This post was originally published in Practical Parenting Magazine, June 2013
Last week I put my foot down. Six year old Peanut, who had spent the day at school and then the afternoon making flower potions, was refusing to eat her dinner. She was bunging it on. I was sure. ‘I feel nosey’, she moaned. ‘She means nauseous’, my husband Keith translated.
‘No, Peanut, ‘I said firmly. ‘You will eat that salad.’ She gazed wanly at me but I stood strong. There was a standoff. ‘NOSEY!’ she said. ‘Nope’, Keith answered. We winked at each other, pleased at the firm and loving boundaries we were setting together. And then Peanut threw up, copiously and violently, onto her dinner plate. When the heaving was over, she raised her head, eyes glittering with the thrill of victory, and probably fever, and spluttered ‘I told you I was sick!’ I don’t think I have ever seen her so happy. Keith patted her head and I fetched a tea-towel, and when our eyes met this time, the unspoken shared message was ‘Together, we will burn in Hades.’
Oh, vomit, you evil nemesis. You have been my constant, stinky companion for the last two weeks. All three kids have been sick, and the soft furnishings and I have been spewed on from every possible angle. I am so tired of washing linen and bleaching floors. So exhausted from days spent patting backs and rocking while the washing machine hums steadily in the background and the Mount Washmore of unfolded laundry grows terrifyingly tall. I long for a mini-break to a pristine, antiseptic room with the freshness of Scandinavia.
But vomit, it seems, is part of the parenthood deal. And it starts early. I remember one day when baby Peanut lay kicking and gurgling next to Keith and I as we sat on the floor, eating lunch in a patch of sunshine. Such a charming domestic scene. ‘Eep!’ I said. ‘What sauce have you put on this chicken? Is that parmesan?’ I tasted it again. Ooh, bad. ‘I didn’t put any sauce on the chicken,’ said Keith. I inspected the little pool on my plate, and realised, hopelessly, that the baby had thrown up on my lunch and then I had eaten it.
It gets worse. On the freeway a few months ago, I had all three kids loaded into the back of the car when Pudding, in the unpredictable manner of baby humans, vomited violently without warning. ‘Oh! Oh! Oh!’ shouted theatrical Peanut. ‘It stinks! I can’t stand it! It’s disgusting!’ I shouted her down from the front. ‘Stop it, Peanut!’ I said. ‘We can’t do anything about it now. Stop being such a drama queen. Just! Calm! Down!'

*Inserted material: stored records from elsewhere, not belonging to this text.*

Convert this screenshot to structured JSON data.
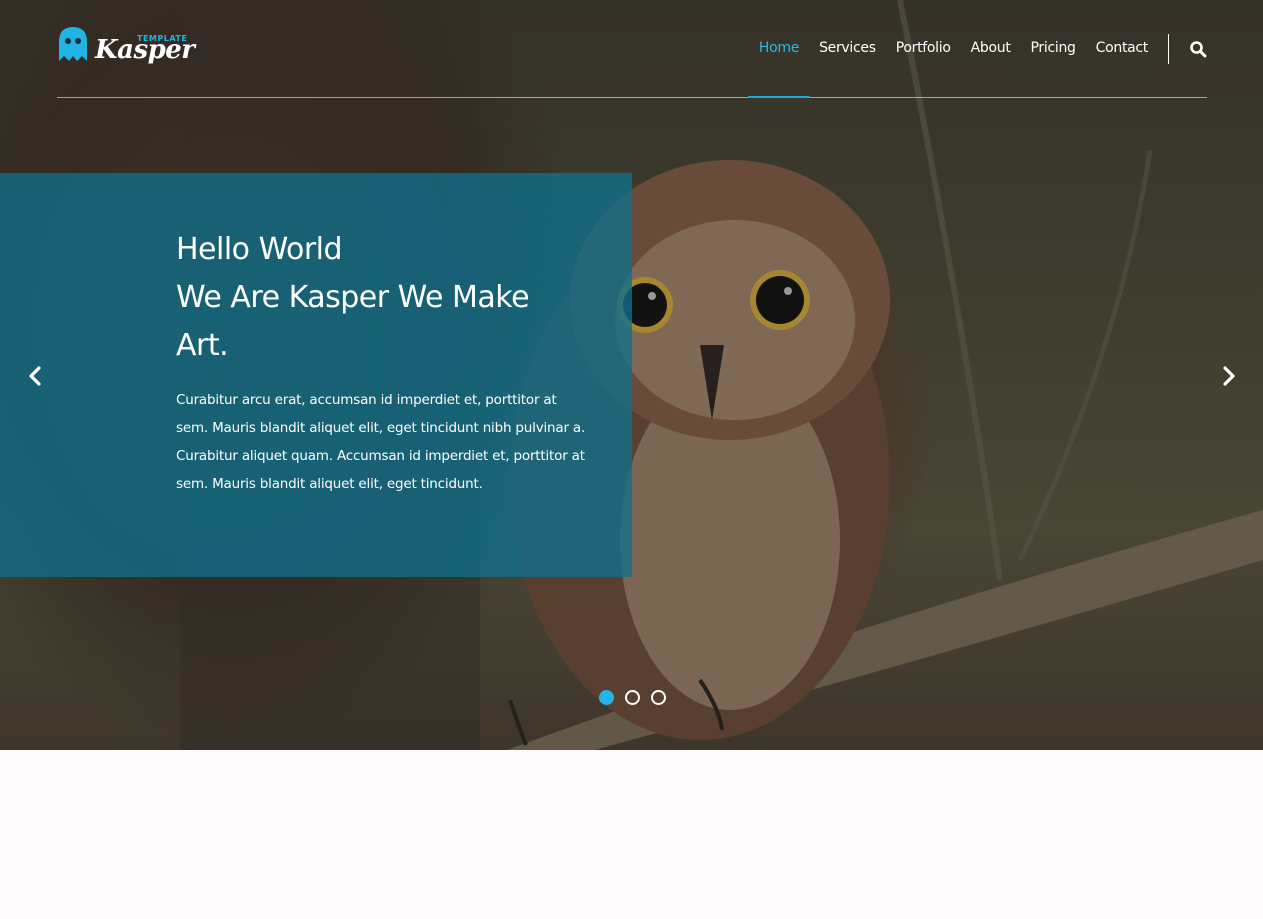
{
  "brand": {
    "name": "Kasper",
    "tag": "TEMPLATE",
    "accent_color": "#22b5ec"
  },
  "nav": {
    "items": [
      {
        "label": "Home",
        "active": true
      },
      {
        "label": "Services",
        "active": false
      },
      {
        "label": "Portfolio",
        "active": false
      },
      {
        "label": "About",
        "active": false
      },
      {
        "label": "Pricing",
        "active": false
      },
      {
        "label": "Contact",
        "active": false
      }
    ],
    "search_icon": "search-icon"
  },
  "slider": {
    "title_line1": "Hello World",
    "title_line2": "We Are Kasper We Make",
    "title_line3": "Art.",
    "text": "Curabitur arcu erat, accumsan id imperdiet et, porttitor at sem. Mauris blandit aliquet elit, eget tincidunt nibh pulvinar a. Curabitur aliquet quam. Accumsan id imperdiet et, porttitor at sem. Mauris blandit aliquet elit, eget tincidunt.",
    "prev_icon": "chevron-left-icon",
    "next_icon": "chevron-right-icon",
    "slides_count": 3,
    "active_slide": 1,
    "overlay_color": "#0f708c"
  }
}
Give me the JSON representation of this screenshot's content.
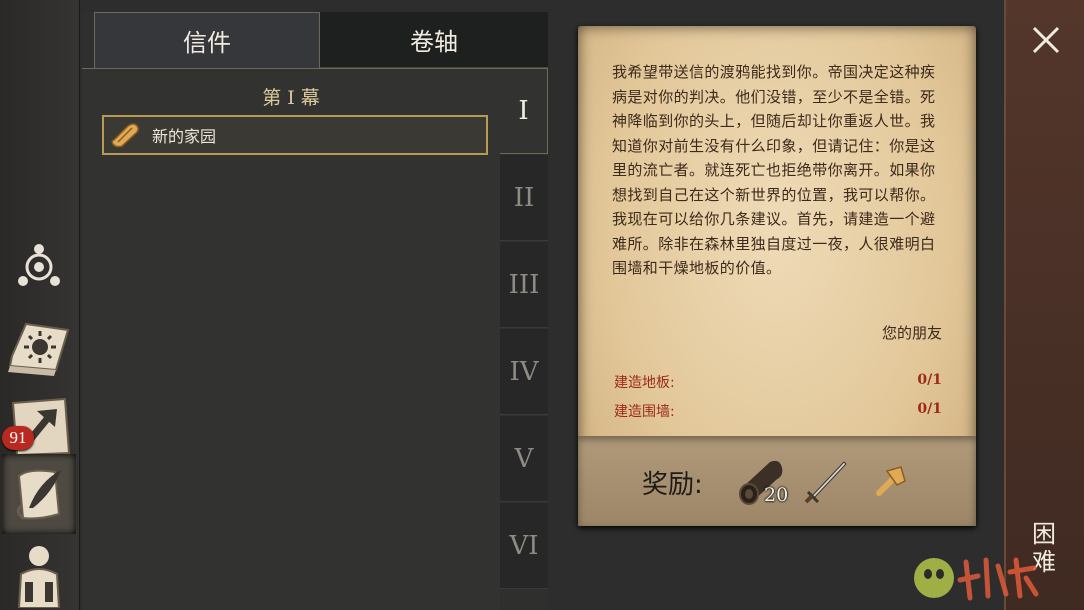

Peanut pulled it together, and we all moaned quietly as the cheesy fug filled the car. Pudding was unperturbed by the fact that she was carpeted in gastric juices and began to quietly inspect the food particles in her lap. The unthinkable happened. She began to pluck out the choicest morsels and eat them.
That was when Peanut and I both lost it. ‘No she’s not oh my god she is I can bear it don’t look don’t look in the name of all that is holy DON”T LOOK AT THE BABY’ we cried in horror. And there we were, on a freeway, screaming while the baby ate her own vomit. And while we screamed, we laughed. Which is, when I think about it, a fairly accurate snapshot of mothering three children under seven. Screaming with horror. Laughing hysterically. And vomit.